[Required work]:
In the entries below, find every line holding the string "JSON" and collect it.
=== Available data ===
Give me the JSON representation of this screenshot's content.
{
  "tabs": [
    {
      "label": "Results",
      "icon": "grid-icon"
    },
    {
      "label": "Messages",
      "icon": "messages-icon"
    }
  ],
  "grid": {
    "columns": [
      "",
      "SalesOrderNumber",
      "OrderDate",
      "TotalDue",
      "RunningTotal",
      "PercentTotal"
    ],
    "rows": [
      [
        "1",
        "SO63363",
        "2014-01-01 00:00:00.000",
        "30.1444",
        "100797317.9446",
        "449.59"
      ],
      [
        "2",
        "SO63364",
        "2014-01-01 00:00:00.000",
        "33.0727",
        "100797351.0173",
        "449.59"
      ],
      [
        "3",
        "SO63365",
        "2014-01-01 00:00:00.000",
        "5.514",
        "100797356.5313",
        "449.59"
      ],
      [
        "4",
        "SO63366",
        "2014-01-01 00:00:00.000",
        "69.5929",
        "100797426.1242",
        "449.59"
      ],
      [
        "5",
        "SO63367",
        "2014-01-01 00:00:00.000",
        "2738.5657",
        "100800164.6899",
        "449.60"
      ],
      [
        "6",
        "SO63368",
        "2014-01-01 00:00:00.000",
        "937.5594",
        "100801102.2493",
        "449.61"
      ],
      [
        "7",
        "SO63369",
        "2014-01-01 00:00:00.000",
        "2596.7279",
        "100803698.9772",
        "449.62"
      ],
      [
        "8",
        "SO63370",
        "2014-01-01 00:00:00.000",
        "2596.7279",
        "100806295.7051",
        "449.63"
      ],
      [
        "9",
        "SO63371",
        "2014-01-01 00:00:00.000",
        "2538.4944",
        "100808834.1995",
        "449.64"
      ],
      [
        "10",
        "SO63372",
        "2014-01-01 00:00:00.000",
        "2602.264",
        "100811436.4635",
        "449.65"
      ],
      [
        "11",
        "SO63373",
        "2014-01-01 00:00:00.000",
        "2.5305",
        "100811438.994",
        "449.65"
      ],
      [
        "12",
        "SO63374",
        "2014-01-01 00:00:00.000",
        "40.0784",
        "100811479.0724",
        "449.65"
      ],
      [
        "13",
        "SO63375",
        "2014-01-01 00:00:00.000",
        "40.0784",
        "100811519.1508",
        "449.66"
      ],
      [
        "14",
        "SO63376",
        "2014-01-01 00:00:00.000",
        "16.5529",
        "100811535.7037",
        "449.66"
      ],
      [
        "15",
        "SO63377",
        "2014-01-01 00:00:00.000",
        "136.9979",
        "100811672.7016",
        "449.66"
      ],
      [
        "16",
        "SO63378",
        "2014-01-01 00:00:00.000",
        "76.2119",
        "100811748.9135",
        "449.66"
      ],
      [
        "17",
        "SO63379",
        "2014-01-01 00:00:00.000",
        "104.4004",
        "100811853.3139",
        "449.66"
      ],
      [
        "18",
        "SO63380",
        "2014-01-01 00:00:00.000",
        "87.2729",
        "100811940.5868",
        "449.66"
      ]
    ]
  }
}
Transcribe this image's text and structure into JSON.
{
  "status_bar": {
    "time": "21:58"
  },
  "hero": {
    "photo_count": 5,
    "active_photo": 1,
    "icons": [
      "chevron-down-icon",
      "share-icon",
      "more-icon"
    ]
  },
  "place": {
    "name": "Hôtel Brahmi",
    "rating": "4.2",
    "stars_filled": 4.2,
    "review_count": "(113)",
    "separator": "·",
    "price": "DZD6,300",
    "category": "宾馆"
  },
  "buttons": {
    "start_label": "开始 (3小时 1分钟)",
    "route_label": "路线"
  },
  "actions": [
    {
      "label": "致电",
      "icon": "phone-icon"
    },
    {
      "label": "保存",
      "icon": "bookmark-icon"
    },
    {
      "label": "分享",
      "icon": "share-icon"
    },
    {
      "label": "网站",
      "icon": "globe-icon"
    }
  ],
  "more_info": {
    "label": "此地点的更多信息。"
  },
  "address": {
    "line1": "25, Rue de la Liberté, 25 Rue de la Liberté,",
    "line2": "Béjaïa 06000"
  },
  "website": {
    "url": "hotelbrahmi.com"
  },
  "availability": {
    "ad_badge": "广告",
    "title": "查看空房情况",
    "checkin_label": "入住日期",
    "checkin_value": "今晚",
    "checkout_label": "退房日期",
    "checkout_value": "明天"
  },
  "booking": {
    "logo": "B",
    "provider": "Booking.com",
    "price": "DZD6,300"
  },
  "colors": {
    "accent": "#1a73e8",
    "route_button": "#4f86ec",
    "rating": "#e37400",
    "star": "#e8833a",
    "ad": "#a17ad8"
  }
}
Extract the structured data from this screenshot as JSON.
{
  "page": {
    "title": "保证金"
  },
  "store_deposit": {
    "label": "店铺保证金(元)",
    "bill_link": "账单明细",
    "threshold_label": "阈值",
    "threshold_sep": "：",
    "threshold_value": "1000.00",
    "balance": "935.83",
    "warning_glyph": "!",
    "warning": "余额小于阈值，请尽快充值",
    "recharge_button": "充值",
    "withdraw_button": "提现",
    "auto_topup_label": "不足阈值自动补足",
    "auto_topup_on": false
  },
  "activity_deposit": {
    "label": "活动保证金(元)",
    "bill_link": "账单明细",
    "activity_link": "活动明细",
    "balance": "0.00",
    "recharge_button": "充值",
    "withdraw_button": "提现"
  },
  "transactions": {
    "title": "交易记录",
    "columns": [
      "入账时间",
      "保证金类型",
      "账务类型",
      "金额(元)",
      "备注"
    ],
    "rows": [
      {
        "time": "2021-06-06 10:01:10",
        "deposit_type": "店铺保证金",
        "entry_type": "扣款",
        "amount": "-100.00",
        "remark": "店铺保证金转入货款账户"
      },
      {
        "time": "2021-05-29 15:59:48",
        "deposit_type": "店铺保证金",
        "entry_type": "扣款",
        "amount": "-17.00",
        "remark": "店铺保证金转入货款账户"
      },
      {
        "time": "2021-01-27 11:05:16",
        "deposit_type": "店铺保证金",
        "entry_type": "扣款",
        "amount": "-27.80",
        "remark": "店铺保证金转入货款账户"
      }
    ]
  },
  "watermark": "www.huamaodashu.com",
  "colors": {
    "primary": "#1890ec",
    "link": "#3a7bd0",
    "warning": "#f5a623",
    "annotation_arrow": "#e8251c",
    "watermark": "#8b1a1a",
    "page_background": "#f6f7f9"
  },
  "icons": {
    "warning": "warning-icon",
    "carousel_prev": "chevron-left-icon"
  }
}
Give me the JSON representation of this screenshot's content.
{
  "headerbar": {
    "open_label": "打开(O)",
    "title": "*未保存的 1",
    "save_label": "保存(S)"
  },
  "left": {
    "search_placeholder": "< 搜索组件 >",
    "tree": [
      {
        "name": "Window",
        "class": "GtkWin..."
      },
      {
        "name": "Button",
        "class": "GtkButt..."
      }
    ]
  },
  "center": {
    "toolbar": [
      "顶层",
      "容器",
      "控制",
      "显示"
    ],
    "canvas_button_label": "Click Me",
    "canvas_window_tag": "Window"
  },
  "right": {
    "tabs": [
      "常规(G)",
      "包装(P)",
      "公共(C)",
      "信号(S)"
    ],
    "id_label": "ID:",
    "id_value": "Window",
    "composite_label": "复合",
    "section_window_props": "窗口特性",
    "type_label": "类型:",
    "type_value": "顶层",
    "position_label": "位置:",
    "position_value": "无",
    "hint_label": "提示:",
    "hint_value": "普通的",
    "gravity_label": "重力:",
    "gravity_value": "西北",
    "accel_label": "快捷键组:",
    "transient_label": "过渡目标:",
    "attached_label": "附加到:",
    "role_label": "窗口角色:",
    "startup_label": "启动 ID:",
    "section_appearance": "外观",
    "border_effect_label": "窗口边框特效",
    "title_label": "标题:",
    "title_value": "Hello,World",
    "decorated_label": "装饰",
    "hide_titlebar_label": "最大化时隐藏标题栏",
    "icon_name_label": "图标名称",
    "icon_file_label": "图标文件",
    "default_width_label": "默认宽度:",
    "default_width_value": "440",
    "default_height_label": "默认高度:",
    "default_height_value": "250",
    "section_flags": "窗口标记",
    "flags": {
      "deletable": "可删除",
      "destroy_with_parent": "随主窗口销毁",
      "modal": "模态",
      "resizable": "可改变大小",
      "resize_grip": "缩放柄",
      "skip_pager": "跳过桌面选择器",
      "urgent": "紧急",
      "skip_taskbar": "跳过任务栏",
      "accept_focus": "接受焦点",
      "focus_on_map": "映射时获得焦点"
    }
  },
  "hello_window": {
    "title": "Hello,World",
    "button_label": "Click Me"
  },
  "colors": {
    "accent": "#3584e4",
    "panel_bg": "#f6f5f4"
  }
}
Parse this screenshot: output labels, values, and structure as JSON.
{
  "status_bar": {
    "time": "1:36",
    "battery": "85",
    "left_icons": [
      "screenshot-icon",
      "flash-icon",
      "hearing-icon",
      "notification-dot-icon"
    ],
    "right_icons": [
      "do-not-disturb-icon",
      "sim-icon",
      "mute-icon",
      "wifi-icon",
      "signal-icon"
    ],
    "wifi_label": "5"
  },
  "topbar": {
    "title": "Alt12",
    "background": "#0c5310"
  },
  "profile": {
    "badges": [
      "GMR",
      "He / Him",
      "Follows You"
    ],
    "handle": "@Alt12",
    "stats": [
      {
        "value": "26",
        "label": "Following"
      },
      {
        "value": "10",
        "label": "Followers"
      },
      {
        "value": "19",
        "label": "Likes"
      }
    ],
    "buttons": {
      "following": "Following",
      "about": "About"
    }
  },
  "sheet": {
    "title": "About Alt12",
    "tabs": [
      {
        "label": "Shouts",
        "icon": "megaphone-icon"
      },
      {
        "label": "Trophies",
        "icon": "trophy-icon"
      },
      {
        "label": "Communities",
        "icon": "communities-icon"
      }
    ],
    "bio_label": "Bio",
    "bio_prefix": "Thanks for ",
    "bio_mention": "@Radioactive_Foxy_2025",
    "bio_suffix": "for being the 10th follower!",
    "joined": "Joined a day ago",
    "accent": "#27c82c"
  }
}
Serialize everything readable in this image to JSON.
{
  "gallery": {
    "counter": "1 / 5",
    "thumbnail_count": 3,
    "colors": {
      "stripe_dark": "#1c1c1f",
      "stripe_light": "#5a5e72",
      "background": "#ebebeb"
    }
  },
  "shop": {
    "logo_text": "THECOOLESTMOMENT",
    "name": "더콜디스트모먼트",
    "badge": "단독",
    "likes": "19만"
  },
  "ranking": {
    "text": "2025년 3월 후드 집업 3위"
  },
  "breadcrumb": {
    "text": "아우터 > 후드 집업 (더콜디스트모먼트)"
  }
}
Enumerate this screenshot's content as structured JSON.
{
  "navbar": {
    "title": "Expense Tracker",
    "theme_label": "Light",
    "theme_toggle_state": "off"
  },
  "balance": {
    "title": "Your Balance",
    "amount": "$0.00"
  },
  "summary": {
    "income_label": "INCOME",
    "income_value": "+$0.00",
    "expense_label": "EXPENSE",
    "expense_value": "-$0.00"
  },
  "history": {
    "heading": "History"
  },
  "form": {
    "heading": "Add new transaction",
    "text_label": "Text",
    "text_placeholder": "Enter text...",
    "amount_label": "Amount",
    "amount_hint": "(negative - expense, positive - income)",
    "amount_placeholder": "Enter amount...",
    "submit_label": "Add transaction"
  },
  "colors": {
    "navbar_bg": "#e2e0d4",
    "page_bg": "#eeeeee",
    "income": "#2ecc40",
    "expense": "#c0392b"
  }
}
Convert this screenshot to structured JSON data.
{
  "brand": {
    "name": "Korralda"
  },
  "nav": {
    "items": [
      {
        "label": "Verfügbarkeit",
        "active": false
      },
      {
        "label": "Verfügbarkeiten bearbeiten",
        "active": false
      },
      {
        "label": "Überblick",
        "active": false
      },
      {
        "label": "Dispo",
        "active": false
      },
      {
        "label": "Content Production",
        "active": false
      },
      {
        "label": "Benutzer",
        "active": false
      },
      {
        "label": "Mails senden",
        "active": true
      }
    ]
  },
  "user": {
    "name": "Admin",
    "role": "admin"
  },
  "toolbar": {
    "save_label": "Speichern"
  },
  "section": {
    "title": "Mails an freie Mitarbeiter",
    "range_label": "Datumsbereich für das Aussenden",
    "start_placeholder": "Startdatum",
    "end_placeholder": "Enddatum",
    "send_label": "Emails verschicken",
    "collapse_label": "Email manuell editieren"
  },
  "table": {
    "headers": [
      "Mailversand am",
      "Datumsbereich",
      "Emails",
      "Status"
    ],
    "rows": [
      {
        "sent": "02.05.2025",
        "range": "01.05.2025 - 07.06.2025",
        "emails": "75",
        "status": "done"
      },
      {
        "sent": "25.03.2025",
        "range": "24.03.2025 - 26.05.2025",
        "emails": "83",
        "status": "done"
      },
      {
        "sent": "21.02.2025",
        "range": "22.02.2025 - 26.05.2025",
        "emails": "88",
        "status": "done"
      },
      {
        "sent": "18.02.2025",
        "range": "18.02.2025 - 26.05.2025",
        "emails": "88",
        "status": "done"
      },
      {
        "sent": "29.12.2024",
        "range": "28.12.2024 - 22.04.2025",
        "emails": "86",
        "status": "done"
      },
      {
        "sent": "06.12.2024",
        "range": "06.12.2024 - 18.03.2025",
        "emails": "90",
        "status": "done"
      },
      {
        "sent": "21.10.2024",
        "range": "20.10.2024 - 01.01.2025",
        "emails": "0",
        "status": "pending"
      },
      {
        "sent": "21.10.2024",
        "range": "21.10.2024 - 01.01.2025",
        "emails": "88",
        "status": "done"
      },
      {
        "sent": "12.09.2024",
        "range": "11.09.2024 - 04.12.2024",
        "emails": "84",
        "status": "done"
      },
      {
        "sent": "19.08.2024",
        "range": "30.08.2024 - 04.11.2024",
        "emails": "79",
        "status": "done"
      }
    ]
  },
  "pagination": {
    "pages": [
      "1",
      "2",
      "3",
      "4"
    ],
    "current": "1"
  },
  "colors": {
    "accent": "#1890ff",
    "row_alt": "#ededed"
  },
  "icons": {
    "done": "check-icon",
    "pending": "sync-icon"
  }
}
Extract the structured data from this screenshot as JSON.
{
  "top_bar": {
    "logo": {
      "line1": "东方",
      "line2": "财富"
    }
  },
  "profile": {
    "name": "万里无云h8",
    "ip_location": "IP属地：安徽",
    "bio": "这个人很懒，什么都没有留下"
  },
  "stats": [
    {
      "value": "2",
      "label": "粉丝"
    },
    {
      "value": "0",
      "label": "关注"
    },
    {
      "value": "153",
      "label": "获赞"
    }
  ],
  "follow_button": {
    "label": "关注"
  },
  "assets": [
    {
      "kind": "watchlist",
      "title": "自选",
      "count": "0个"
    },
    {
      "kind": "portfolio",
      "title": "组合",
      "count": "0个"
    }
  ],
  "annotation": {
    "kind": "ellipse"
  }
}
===
[Exercise answer]:
Give me the JSON representation of this screenshot's content.
Transcribe this image's text and structure into JSON.
Extract the structured data from this screenshot as JSON.
Give me the JSON representation of this screenshot's content.
Parse this screenshot: output labels, values, and structure as JSON.
Serialize everything readable in this image to JSON.
Enumerate this screenshot's content as structured JSON.
Convert this screenshot to structured JSON data.
Extract the structured data from this screenshot as JSON.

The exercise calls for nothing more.